=== RECORDS FOR THE TASK ===
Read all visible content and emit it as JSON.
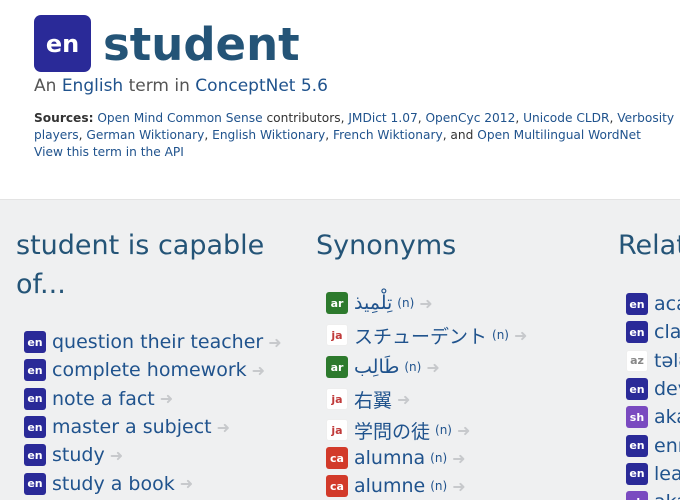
{
  "header": {
    "lang_code": "en",
    "term": "student",
    "subtitle_prefix": "An ",
    "subtitle_lang": "English",
    "subtitle_mid": " term in ",
    "subtitle_project": "ConceptNet 5.6"
  },
  "sources": {
    "label": "Sources:",
    "links": [
      "Open Mind Common Sense",
      "JMDict 1.07",
      "OpenCyc 2012",
      "Unicode CLDR",
      "Verbosity players",
      "German Wiktionary",
      "English Wiktionary",
      "French Wiktionary",
      "Open Multilingual WordNet"
    ],
    "contributors": " contributors, ",
    "separator": ", ",
    "and": ", and ",
    "api_link": "View this term in the API"
  },
  "columns": {
    "capable": {
      "title": "student is capable of...",
      "items": [
        {
          "lang": "en",
          "text": "question their teacher"
        },
        {
          "lang": "en",
          "text": "complete homework"
        },
        {
          "lang": "en",
          "text": "note a fact"
        },
        {
          "lang": "en",
          "text": "master a subject"
        },
        {
          "lang": "en",
          "text": "study"
        },
        {
          "lang": "en",
          "text": "study a book"
        }
      ]
    },
    "synonyms": {
      "title": "Synonyms",
      "items": [
        {
          "lang": "ar",
          "text": "تِلْمِيذ",
          "pos": "(n)"
        },
        {
          "lang": "ja",
          "text": "スチューデント",
          "pos": "(n)"
        },
        {
          "lang": "ar",
          "text": "طَالِب",
          "pos": "(n)"
        },
        {
          "lang": "ja",
          "text": "右翼",
          "pos": ""
        },
        {
          "lang": "ja",
          "text": "学問の徒",
          "pos": "(n)"
        },
        {
          "lang": "ca",
          "text": "alumna",
          "pos": "(n)"
        },
        {
          "lang": "ca",
          "text": "alumne",
          "pos": "(n)"
        }
      ]
    },
    "related": {
      "title": "Related terms",
      "items": [
        {
          "lang": "en",
          "text": "academic"
        },
        {
          "lang": "en",
          "text": "class"
        },
        {
          "lang": "az",
          "text": "tələbə"
        },
        {
          "lang": "en",
          "text": "dev"
        },
        {
          "lang": "sh",
          "text": "akademik"
        },
        {
          "lang": "en",
          "text": "enroll"
        },
        {
          "lang": "en",
          "text": "learn"
        },
        {
          "lang": "sh",
          "text": "aka"
        }
      ]
    }
  },
  "arrow_glyph": "➜",
  "colors": {
    "accent_blue": "#2a2a98",
    "link": "#20538d",
    "title": "#245477",
    "background_section": "#eff0f1"
  }
}
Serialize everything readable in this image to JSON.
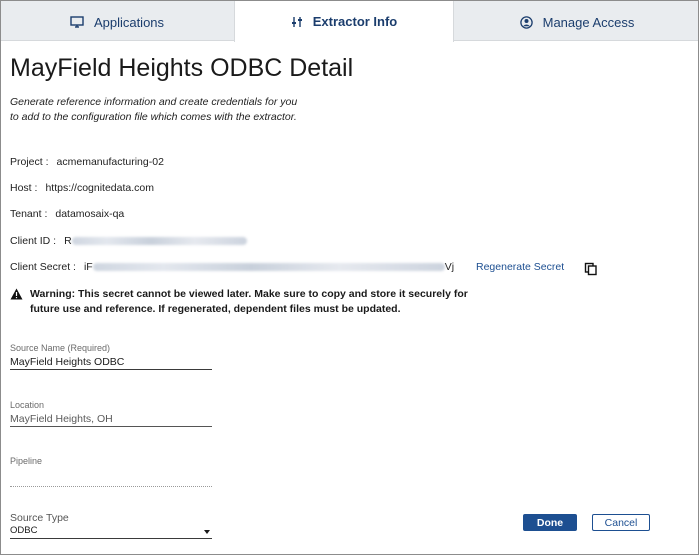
{
  "tabs": [
    {
      "label": "Applications",
      "icon": "monitor-icon"
    },
    {
      "label": "Extractor Info",
      "icon": "sliders-icon"
    },
    {
      "label": "Manage Access",
      "icon": "user-circle-icon"
    }
  ],
  "page": {
    "title": "MayField Heights ODBC Detail",
    "description": "Generate reference information and create credentials for you to add to the configuration file which comes with the extractor."
  },
  "details": {
    "project_label": "Project :",
    "project_value": "acmemanufacturing-02",
    "host_label": "Host :",
    "host_value": "https://cognitedata.com",
    "tenant_label": "Tenant :",
    "tenant_value": "datamosaix-qa",
    "client_id_label": "Client ID :",
    "client_id_prefix": "R",
    "client_secret_label": "Client Secret :",
    "client_secret_prefix": "iF",
    "client_secret_suffix": "Vj"
  },
  "actions": {
    "regenerate_label": "Regenerate Secret",
    "copy_icon": "copy-icon"
  },
  "warning": {
    "text": "Warning: This secret cannot be viewed later. Make sure to copy and store it securely for future use and reference. If regenerated, dependent files must be updated."
  },
  "form": {
    "source_name_label": "Source Name (Required)",
    "source_name_value": "MayField Heights ODBC",
    "location_label": "Location",
    "location_value": "MayField Heights, OH",
    "pipeline_label": "Pipeline",
    "pipeline_value": "",
    "source_type_label": "Source Type",
    "source_type_value": "ODBC"
  },
  "buttons": {
    "done": "Done",
    "cancel": "Cancel"
  },
  "colors": {
    "accent": "#1d4f91",
    "tab_bar": "#e9ecef"
  }
}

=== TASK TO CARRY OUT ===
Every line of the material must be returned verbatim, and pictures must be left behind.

=== REPLY ===
Read all visible content and emit it as JSON.
{
  "header": {
    "lang_code": "en",
    "term": "student",
    "subtitle_prefix": "An ",
    "subtitle_lang": "English",
    "subtitle_mid": " term in ",
    "subtitle_project": "ConceptNet 5.6"
  },
  "sources": {
    "label": "Sources:",
    "links": [
      "Open Mind Common Sense",
      "JMDict 1.07",
      "OpenCyc 2012",
      "Unicode CLDR",
      "Verbosity players",
      "German Wiktionary",
      "English Wiktionary",
      "French Wiktionary",
      "Open Multilingual WordNet"
    ],
    "contributors": " contributors, ",
    "separator": ", ",
    "and": ", and ",
    "api_link": "View this term in the API"
  },
  "columns": {
    "capable": {
      "title": "student is capable of...",
      "items": [
        {
          "lang": "en",
          "text": "question their teacher"
        },
        {
          "lang": "en",
          "text": "complete homework"
        },
        {
          "lang": "en",
          "text": "note a fact"
        },
        {
          "lang": "en",
          "text": "master a subject"
        },
        {
          "lang": "en",
          "text": "study"
        },
        {
          "lang": "en",
          "text": "study a book"
        }
      ]
    },
    "synonyms": {
      "title": "Synonyms",
      "items": [
        {
          "lang": "ar",
          "text": "تِلْمِيذ",
          "pos": "(n)"
        },
        {
          "lang": "ja",
          "text": "スチューデント",
          "pos": "(n)"
        },
        {
          "lang": "ar",
          "text": "طَالِب",
          "pos": "(n)"
        },
        {
          "lang": "ja",
          "text": "右翼",
          "pos": ""
        },
        {
          "lang": "ja",
          "text": "学問の徒",
          "pos": "(n)"
        },
        {
          "lang": "ca",
          "text": "alumna",
          "pos": "(n)"
        },
        {
          "lang": "ca",
          "text": "alumne",
          "pos": "(n)"
        }
      ]
    },
    "related": {
      "title": "Related terms",
      "items": [
        {
          "lang": "en",
          "text": "academic"
        },
        {
          "lang": "en",
          "text": "class"
        },
        {
          "lang": "az",
          "text": "tələbə"
        },
        {
          "lang": "en",
          "text": "dev"
        },
        {
          "lang": "sh",
          "text": "akademik"
        },
        {
          "lang": "en",
          "text": "enroll"
        },
        {
          "lang": "en",
          "text": "learn"
        },
        {
          "lang": "sh",
          "text": "aka"
        }
      ]
    }
  },
  "arrow_glyph": "➜",
  "colors": {
    "accent_blue": "#2a2a98",
    "link": "#20538d",
    "title": "#245477",
    "background_section": "#eff0f1"
  }
}
Serialize everything readable in this image to JSON.
{
  "tabs": [
    {
      "label": "Applications",
      "icon": "monitor-icon"
    },
    {
      "label": "Extractor Info",
      "icon": "sliders-icon"
    },
    {
      "label": "Manage Access",
      "icon": "user-circle-icon"
    }
  ],
  "page": {
    "title": "MayField Heights ODBC Detail",
    "description": "Generate reference information and create credentials for you to add to the configuration file which comes with the extractor."
  },
  "details": {
    "project_label": "Project :",
    "project_value": "acmemanufacturing-02",
    "host_label": "Host :",
    "host_value": "https://cognitedata.com",
    "tenant_label": "Tenant :",
    "tenant_value": "datamosaix-qa",
    "client_id_label": "Client ID :",
    "client_id_prefix": "R",
    "client_secret_label": "Client Secret :",
    "client_secret_prefix": "iF",
    "client_secret_suffix": "Vj"
  },
  "actions": {
    "regenerate_label": "Regenerate Secret",
    "copy_icon": "copy-icon"
  },
  "warning": {
    "text": "Warning: This secret cannot be viewed later. Make sure to copy and store it securely for future use and reference. If regenerated, dependent files must be updated."
  },
  "form": {
    "source_name_label": "Source Name (Required)",
    "source_name_value": "MayField Heights ODBC",
    "location_label": "Location",
    "location_value": "MayField Heights, OH",
    "pipeline_label": "Pipeline",
    "pipeline_value": "",
    "source_type_label": "Source Type",
    "source_type_value": "ODBC"
  },
  "buttons": {
    "done": "Done",
    "cancel": "Cancel"
  },
  "colors": {
    "accent": "#1d4f91",
    "tab_bar": "#e9ecef"
  }
}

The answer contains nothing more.